From the entries that follow, pick out all lines holding "value".
== Supplied records ==
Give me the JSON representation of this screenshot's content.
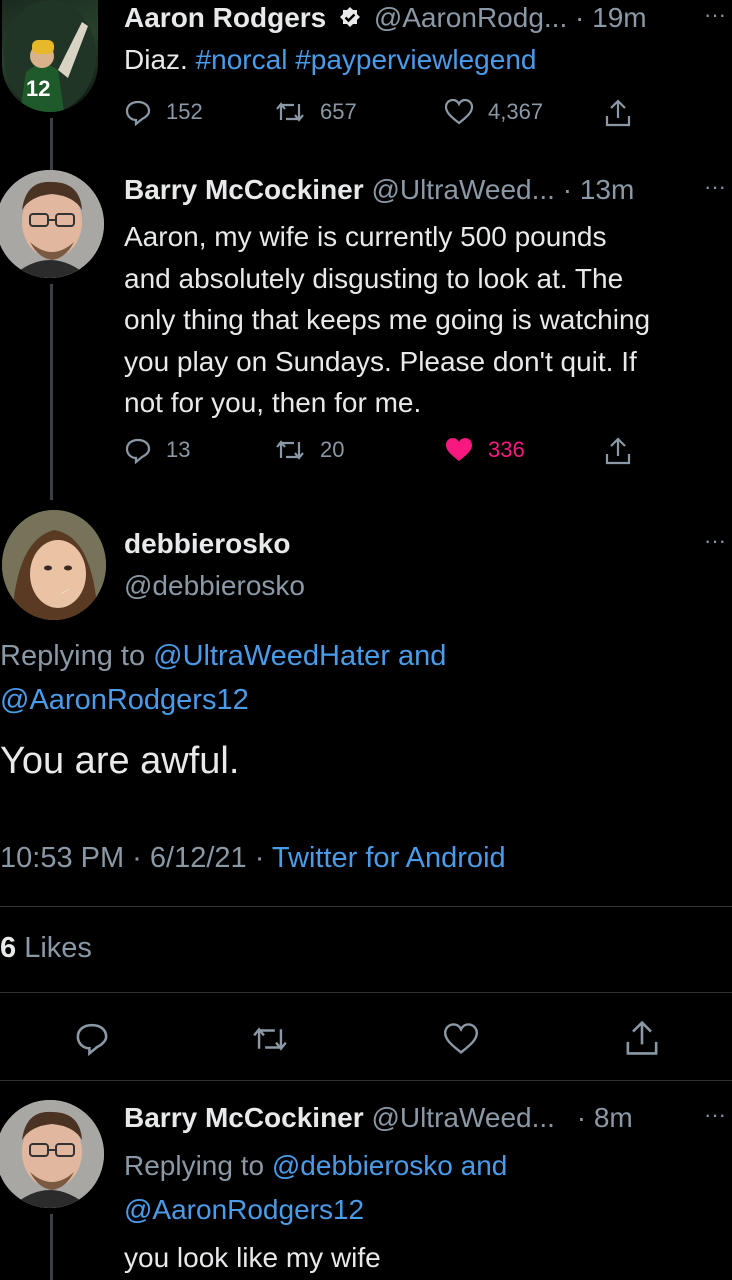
{
  "tweet1": {
    "display_name": "Aaron Rodgers",
    "handle": "@AaronRodg...",
    "time": "· 19m",
    "text_plain": "Diaz.",
    "hashtags": "#norcal #payperviewlegend",
    "replies": "152",
    "retweets": "657",
    "likes": "4,367",
    "jersey_number": "12"
  },
  "tweet2": {
    "display_name": "Barry McCockiner",
    "handle": "@UltraWeed...",
    "time": "· 13m",
    "lines": [
      "Aaron, my wife is currently 500 pounds",
      "and absolutely disgusting to look at. The",
      "only thing that keeps me going is watching",
      "you play on Sundays. Please don't quit. If",
      "not for you, then for me."
    ],
    "replies": "13",
    "retweets": "20",
    "likes": "336"
  },
  "main": {
    "display_name": "debbierosko",
    "handle": "@debbierosko",
    "replying_prefix": "Replying to",
    "reply_handle1": "@UltraWeedHater",
    "reply_and": "and",
    "reply_handle2": "@AaronRodgers12",
    "text": "You are awful.",
    "timestamp": "10:53 PM · 6/12/21 ·",
    "source": "Twitter for Android",
    "likes_count": "6",
    "likes_label": "Likes"
  },
  "tweet3": {
    "display_name": "Barry McCockiner",
    "handle": "@UltraWeed...",
    "time": "· 8m",
    "replying_prefix": "Replying to",
    "reply_handle1": "@debbierosko",
    "reply_and": "and",
    "reply_handle2": "@AaronRodgers12",
    "text": "you look like my wife"
  },
  "more_icon": "···",
  "colors": {
    "background": "#000000",
    "link": "#4a9be8",
    "like_active": "#f91880",
    "muted": "#8b98a5"
  }
}
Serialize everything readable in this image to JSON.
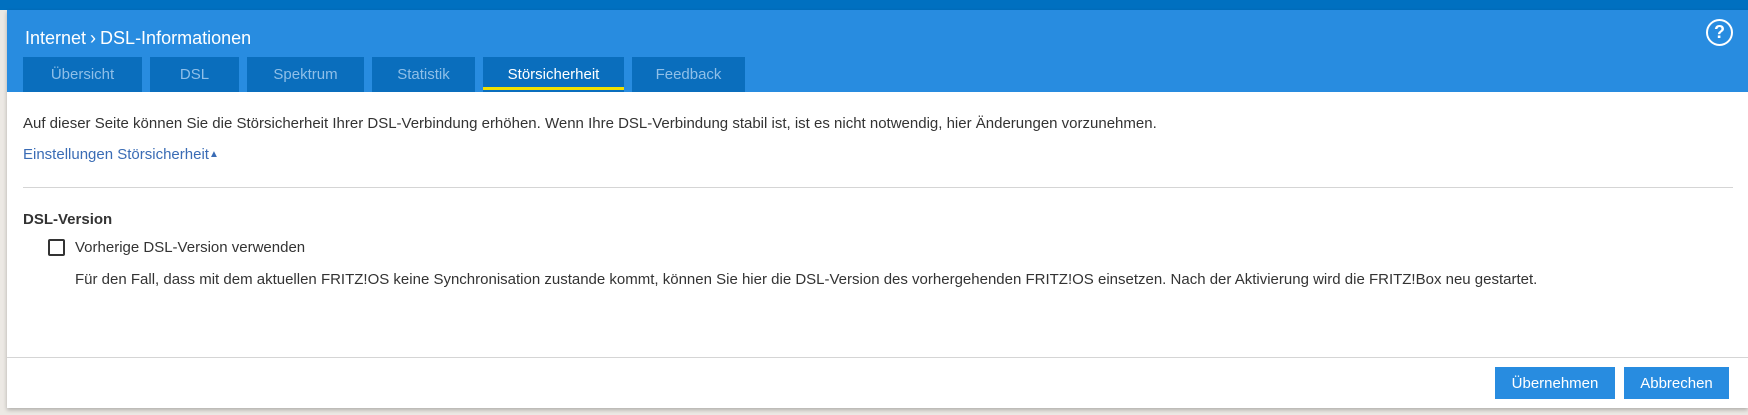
{
  "header": {
    "breadcrumb_parent": "Internet",
    "breadcrumb_sep": "›",
    "breadcrumb_current": "DSL-Informationen",
    "help_icon": "?"
  },
  "tabs": [
    {
      "label": "Übersicht"
    },
    {
      "label": "DSL"
    },
    {
      "label": "Spektrum"
    },
    {
      "label": "Statistik"
    },
    {
      "label": "Störsicherheit",
      "active": true
    },
    {
      "label": "Feedback"
    }
  ],
  "content": {
    "intro": "Auf dieser Seite können Sie die Störsicherheit Ihrer DSL-Verbindung erhöhen. Wenn Ihre DSL-Verbindung stabil ist, ist es nicht notwendig, hier Änderungen vorzunehmen.",
    "settings_link": "Einstellungen Störsicherheit",
    "settings_arrow": "▲",
    "section_title": "DSL-Version",
    "checkbox_label": "Vorherige DSL-Version verwenden",
    "checkbox_checked": false,
    "description": "Für den Fall, dass mit dem aktuellen FRITZ!OS keine Synchronisation zustande kommt, können Sie hier die DSL-Version des vorhergehenden FRITZ!OS einsetzen. Nach der Aktivierung wird die FRITZ!Box neu gestartet."
  },
  "footer": {
    "apply_label": "Übernehmen",
    "cancel_label": "Abbrechen"
  },
  "colors": {
    "header": "#288ce0",
    "tab": "#0a6ebd",
    "active_underline": "#f0e000",
    "link": "#3a6cb5"
  }
}
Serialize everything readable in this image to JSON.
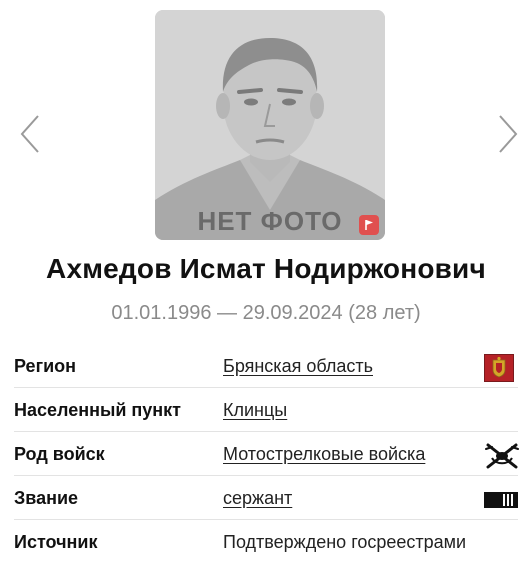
{
  "photo": {
    "placeholder_text": "НЕТ ФОТО",
    "report_icon": "flag-icon",
    "report_color": "#e0504f"
  },
  "navigation": {
    "prev_icon": "chevron-left-icon",
    "next_icon": "chevron-right-icon"
  },
  "person": {
    "name": "Ахмедов Исмат Нодиржонович",
    "dates": "01.01.1996 — 29.09.2024 (28 лет)"
  },
  "details": [
    {
      "label": "Регион",
      "value": "Брянская область",
      "link": true,
      "icon": "region-coat-of-arms-icon"
    },
    {
      "label": "Населенный пункт",
      "value": "Клинцы",
      "link": true,
      "icon": ""
    },
    {
      "label": "Род войск",
      "value": "Мотострелковые войска",
      "link": true,
      "icon": "motor-rifle-emblem-icon"
    },
    {
      "label": "Звание",
      "value": "сержант",
      "link": true,
      "icon": "sergeant-rank-icon"
    },
    {
      "label": "Источник",
      "value": "Подтверждено госреестрами",
      "link": false,
      "icon": ""
    }
  ],
  "colors": {
    "coat_of_arms_red": "#b52227",
    "coat_of_arms_gold": "#d4a628"
  }
}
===
Solution for this exercise:
      "value": "Брянская область",
      "value": "Клинцы",
      "value": "Мотострелковые войска",
      "value": "сержант",
      "value": "Подтверждено госреестрами",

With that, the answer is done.